EXERCISE OBJECTIVE. Copy each line of the records that contains the word "News".

Items from an interface collection

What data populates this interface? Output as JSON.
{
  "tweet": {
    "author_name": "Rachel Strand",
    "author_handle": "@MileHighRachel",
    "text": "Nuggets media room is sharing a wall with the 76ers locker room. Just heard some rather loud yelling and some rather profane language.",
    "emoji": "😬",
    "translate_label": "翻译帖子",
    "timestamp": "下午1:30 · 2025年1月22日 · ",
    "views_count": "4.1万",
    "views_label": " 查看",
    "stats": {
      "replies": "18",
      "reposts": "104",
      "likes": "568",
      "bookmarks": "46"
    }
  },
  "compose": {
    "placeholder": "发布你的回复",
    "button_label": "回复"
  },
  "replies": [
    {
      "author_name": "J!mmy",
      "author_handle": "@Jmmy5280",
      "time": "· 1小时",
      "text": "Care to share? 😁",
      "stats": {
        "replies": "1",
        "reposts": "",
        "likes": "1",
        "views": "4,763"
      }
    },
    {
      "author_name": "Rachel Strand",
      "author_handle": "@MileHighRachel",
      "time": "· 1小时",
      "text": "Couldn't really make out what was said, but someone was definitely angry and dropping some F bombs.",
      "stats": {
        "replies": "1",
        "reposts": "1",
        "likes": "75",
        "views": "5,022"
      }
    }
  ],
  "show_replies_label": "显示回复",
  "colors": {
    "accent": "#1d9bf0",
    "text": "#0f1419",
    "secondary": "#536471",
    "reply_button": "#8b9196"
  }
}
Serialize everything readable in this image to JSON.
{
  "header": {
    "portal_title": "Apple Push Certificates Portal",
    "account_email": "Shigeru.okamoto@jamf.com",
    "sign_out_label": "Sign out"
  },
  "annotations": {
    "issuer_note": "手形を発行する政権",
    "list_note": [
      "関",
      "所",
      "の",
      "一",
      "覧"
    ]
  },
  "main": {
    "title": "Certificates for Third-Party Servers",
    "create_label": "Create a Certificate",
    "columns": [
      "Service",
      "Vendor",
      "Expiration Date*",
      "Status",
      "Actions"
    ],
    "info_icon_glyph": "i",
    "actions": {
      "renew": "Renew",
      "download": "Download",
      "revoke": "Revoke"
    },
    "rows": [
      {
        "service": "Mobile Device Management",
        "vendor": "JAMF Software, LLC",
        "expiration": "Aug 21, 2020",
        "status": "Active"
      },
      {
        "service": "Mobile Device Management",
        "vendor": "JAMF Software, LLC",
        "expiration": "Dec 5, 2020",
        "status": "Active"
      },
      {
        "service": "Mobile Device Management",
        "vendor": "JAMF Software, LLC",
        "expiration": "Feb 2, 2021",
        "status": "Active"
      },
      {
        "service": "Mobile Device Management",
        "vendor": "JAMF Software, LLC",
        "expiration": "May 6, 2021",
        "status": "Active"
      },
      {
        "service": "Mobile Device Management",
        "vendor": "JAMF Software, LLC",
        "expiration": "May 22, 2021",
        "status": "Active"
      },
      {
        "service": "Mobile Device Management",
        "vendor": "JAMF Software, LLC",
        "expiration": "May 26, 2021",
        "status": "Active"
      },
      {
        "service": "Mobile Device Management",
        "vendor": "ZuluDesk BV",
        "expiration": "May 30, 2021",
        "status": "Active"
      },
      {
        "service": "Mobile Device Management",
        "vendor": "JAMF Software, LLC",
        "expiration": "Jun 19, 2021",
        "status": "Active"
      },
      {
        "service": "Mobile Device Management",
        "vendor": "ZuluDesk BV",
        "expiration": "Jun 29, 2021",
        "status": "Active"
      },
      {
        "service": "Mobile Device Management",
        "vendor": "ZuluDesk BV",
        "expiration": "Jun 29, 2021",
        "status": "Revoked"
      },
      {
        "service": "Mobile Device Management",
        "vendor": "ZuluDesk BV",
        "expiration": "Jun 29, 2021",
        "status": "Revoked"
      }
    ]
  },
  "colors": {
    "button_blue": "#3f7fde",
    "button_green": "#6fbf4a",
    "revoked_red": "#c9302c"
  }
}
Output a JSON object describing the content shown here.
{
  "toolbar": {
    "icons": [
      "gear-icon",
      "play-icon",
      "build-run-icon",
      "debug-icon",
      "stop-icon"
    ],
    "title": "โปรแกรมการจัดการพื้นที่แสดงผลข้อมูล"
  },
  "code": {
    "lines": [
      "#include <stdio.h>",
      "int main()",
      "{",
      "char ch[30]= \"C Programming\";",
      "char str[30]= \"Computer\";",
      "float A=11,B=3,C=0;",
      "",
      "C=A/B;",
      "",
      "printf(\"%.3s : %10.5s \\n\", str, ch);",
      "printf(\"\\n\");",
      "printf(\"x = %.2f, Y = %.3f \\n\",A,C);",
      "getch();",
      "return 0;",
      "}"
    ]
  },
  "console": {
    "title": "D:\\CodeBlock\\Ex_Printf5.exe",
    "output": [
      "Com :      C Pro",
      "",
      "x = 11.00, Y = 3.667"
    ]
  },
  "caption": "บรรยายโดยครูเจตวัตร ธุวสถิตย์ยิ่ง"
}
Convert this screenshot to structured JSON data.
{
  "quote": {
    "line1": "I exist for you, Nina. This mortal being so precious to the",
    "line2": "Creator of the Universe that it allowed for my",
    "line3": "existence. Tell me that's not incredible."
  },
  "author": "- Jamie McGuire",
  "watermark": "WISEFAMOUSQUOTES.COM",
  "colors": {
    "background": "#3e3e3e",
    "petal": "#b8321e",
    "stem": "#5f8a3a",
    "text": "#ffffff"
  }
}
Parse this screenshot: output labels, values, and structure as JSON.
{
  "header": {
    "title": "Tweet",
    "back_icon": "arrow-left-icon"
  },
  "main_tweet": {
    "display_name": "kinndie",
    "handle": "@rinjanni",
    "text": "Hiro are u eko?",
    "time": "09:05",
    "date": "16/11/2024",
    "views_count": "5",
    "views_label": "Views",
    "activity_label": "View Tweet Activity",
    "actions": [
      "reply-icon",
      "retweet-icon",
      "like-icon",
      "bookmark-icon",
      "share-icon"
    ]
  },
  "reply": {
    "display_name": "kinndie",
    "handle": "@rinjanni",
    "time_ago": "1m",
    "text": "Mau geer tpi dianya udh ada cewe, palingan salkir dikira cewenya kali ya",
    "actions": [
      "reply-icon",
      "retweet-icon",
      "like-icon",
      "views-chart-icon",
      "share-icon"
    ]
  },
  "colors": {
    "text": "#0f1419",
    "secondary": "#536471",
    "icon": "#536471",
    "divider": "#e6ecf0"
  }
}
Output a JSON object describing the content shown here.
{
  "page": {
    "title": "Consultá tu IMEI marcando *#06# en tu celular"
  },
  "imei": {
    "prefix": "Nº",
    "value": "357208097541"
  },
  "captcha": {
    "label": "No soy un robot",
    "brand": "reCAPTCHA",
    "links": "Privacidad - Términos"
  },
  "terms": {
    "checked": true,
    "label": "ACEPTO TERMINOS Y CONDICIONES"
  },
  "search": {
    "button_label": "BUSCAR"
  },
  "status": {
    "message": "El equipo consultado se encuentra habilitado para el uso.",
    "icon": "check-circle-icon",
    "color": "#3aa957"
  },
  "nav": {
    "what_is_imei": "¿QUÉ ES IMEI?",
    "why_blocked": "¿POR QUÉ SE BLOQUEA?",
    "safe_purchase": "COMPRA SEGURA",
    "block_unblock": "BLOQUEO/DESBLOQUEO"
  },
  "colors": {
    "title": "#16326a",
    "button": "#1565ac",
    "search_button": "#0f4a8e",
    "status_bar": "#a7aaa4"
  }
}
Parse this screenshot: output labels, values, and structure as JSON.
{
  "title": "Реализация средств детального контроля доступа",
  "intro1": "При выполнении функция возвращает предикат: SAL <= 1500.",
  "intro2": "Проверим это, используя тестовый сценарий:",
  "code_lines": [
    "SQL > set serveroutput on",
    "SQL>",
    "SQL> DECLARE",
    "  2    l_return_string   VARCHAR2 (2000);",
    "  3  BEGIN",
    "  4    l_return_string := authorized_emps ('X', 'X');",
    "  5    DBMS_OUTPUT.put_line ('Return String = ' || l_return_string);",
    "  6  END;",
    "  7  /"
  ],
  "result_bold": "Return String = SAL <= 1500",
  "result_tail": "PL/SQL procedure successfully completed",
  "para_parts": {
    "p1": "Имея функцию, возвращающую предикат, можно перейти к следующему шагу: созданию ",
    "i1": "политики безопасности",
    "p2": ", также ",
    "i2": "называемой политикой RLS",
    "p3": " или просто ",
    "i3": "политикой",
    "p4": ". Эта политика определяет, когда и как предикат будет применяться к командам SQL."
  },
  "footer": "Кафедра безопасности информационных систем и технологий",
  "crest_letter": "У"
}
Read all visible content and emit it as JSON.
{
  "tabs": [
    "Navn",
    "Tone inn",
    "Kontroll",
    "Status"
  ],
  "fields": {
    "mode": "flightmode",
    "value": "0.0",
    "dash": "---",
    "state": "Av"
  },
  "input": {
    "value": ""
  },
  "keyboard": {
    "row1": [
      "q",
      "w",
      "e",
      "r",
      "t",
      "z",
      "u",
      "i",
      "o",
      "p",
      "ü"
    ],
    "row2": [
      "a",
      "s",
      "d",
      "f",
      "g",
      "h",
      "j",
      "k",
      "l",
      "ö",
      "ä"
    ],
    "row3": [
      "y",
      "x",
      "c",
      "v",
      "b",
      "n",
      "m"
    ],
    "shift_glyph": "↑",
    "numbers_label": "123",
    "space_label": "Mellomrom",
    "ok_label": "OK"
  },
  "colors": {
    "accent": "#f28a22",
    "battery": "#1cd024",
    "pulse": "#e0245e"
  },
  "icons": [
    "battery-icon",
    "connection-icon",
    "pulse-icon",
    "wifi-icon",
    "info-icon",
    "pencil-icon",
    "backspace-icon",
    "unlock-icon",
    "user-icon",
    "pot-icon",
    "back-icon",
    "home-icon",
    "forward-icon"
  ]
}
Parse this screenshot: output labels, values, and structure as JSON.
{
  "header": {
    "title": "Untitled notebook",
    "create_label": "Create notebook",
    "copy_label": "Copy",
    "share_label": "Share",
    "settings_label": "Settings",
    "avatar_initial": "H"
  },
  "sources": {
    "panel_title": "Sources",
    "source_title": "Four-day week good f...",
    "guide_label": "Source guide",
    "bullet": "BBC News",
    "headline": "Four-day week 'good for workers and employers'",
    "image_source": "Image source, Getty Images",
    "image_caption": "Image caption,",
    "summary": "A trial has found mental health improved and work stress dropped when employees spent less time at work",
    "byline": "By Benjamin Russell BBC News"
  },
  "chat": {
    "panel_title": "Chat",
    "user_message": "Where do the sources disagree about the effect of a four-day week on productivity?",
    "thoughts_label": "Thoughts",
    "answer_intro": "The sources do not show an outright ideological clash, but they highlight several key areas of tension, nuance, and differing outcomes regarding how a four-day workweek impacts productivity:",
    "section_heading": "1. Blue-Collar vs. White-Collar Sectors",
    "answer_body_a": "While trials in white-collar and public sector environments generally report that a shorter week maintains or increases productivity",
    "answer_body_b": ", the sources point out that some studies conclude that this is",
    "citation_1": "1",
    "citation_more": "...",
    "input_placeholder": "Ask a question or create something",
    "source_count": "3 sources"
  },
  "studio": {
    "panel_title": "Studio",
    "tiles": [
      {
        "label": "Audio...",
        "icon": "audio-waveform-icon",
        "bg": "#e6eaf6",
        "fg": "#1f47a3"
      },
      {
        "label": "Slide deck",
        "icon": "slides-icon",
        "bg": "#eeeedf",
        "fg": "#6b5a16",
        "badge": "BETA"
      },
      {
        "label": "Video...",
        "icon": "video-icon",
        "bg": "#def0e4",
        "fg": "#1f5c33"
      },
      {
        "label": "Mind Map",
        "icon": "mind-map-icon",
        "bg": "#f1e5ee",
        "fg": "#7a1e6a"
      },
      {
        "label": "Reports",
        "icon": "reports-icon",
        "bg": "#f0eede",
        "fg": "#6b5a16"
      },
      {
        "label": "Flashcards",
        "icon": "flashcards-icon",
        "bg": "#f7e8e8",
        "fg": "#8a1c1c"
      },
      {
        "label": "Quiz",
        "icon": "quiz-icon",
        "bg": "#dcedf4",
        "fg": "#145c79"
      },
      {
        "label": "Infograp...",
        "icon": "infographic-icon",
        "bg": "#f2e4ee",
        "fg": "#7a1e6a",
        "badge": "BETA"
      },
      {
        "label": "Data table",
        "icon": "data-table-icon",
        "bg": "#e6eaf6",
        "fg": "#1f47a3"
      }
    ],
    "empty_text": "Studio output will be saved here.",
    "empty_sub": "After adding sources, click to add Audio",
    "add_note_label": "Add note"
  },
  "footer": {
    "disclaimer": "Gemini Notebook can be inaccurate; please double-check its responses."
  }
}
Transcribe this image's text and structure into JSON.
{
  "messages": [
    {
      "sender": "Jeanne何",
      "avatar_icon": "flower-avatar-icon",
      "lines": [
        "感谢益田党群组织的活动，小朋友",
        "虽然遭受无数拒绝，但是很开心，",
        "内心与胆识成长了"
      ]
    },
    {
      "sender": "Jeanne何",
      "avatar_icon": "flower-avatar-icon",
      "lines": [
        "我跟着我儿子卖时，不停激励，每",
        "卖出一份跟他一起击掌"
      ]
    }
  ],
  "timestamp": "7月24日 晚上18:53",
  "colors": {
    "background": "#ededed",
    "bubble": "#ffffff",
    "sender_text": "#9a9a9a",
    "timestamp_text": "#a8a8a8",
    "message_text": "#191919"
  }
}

EXERCISE ANSWER.
    "bullet": "BBC News",
    "byline": "By Benjamin Russell BBC News"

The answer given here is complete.